» **TASK BRIEF**
Give the listing again, word for word, and let no picture into it.

» **DATASET RECORDS**
--*--

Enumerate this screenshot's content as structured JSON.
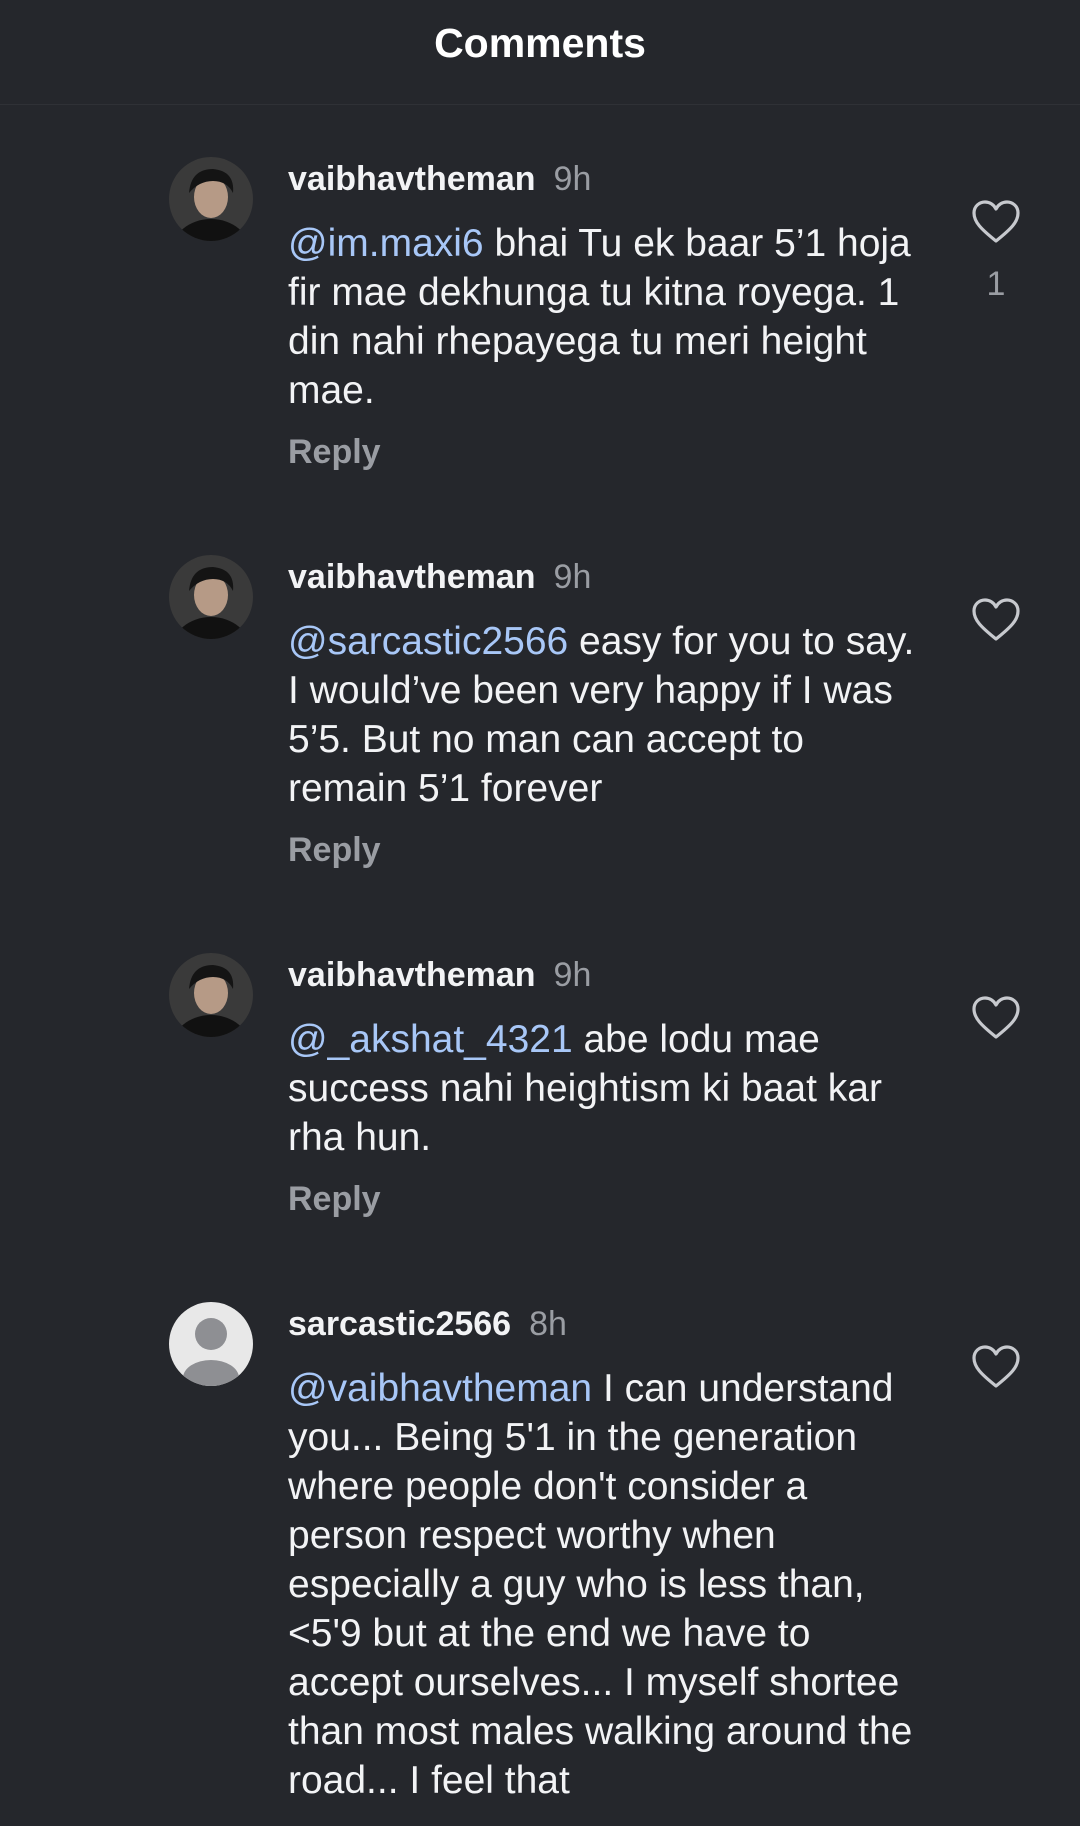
{
  "header": {
    "title": "Comments"
  },
  "icons": {
    "like": "heart-outline-icon",
    "avatar_default": "person-silhouette-icon"
  },
  "comments": [
    {
      "username": "vaibhavtheman",
      "time": "9h",
      "mention": "@im.maxi6",
      "text": " bhai Tu ek baar 5’1 hoja fir mae dekhunga tu kitna royega. 1 din nahi rhepayega tu meri height mae.",
      "reply": "Reply",
      "likes": "1"
    },
    {
      "username": "vaibhavtheman",
      "time": "9h",
      "mention": "@sarcastic2566",
      "text": " easy for you to say. I would’ve been very happy if I was 5’5. But no man can accept to remain  5’1 forever",
      "reply": "Reply"
    },
    {
      "username": "vaibhavtheman",
      "time": "9h",
      "mention": "@_akshat_4321",
      "text": " abe lodu mae success nahi heightism ki baat kar rha hun.",
      "reply": "Reply"
    },
    {
      "username": "sarcastic2566",
      "time": "8h",
      "mention": "@vaibhavtheman",
      "text": " I can understand you... Being 5'1 in the generation where people don't consider a person respect worthy when especially a guy who is less than,<5'9 but at the end we have to accept ourselves... I myself shortee than most males walking around the road... I feel that"
    }
  ],
  "colors": {
    "background": "#25272c",
    "mention": "#a8c7f7",
    "secondary_text": "#9a9da3"
  }
}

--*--

» **RESPONSE FOR THIS EXERCISE**
Enumerate this screenshot's content as structured JSON.
{
  "header": {
    "title": "Comments"
  },
  "icons": {
    "like": "heart-outline-icon",
    "avatar_default": "person-silhouette-icon"
  },
  "comments": [
    {
      "username": "vaibhavtheman",
      "time": "9h",
      "mention": "@im.maxi6",
      "text": " bhai Tu ek baar 5’1 hoja fir mae dekhunga tu kitna royega. 1 din nahi rhepayega tu meri height mae.",
      "reply": "Reply",
      "likes": "1"
    },
    {
      "username": "vaibhavtheman",
      "time": "9h",
      "mention": "@sarcastic2566",
      "text": " easy for you to say. I would’ve been very happy if I was 5’5. But no man can accept to remain  5’1 forever",
      "reply": "Reply"
    },
    {
      "username": "vaibhavtheman",
      "time": "9h",
      "mention": "@_akshat_4321",
      "text": " abe lodu mae success nahi heightism ki baat kar rha hun.",
      "reply": "Reply"
    },
    {
      "username": "sarcastic2566",
      "time": "8h",
      "mention": "@vaibhavtheman",
      "text": " I can understand you... Being 5'1 in the generation where people don't consider a person respect worthy when especially a guy who is less than,<5'9 but at the end we have to accept ourselves... I myself shortee than most males walking around the road... I feel that"
    }
  ],
  "colors": {
    "background": "#25272c",
    "mention": "#a8c7f7",
    "secondary_text": "#9a9da3"
  }
}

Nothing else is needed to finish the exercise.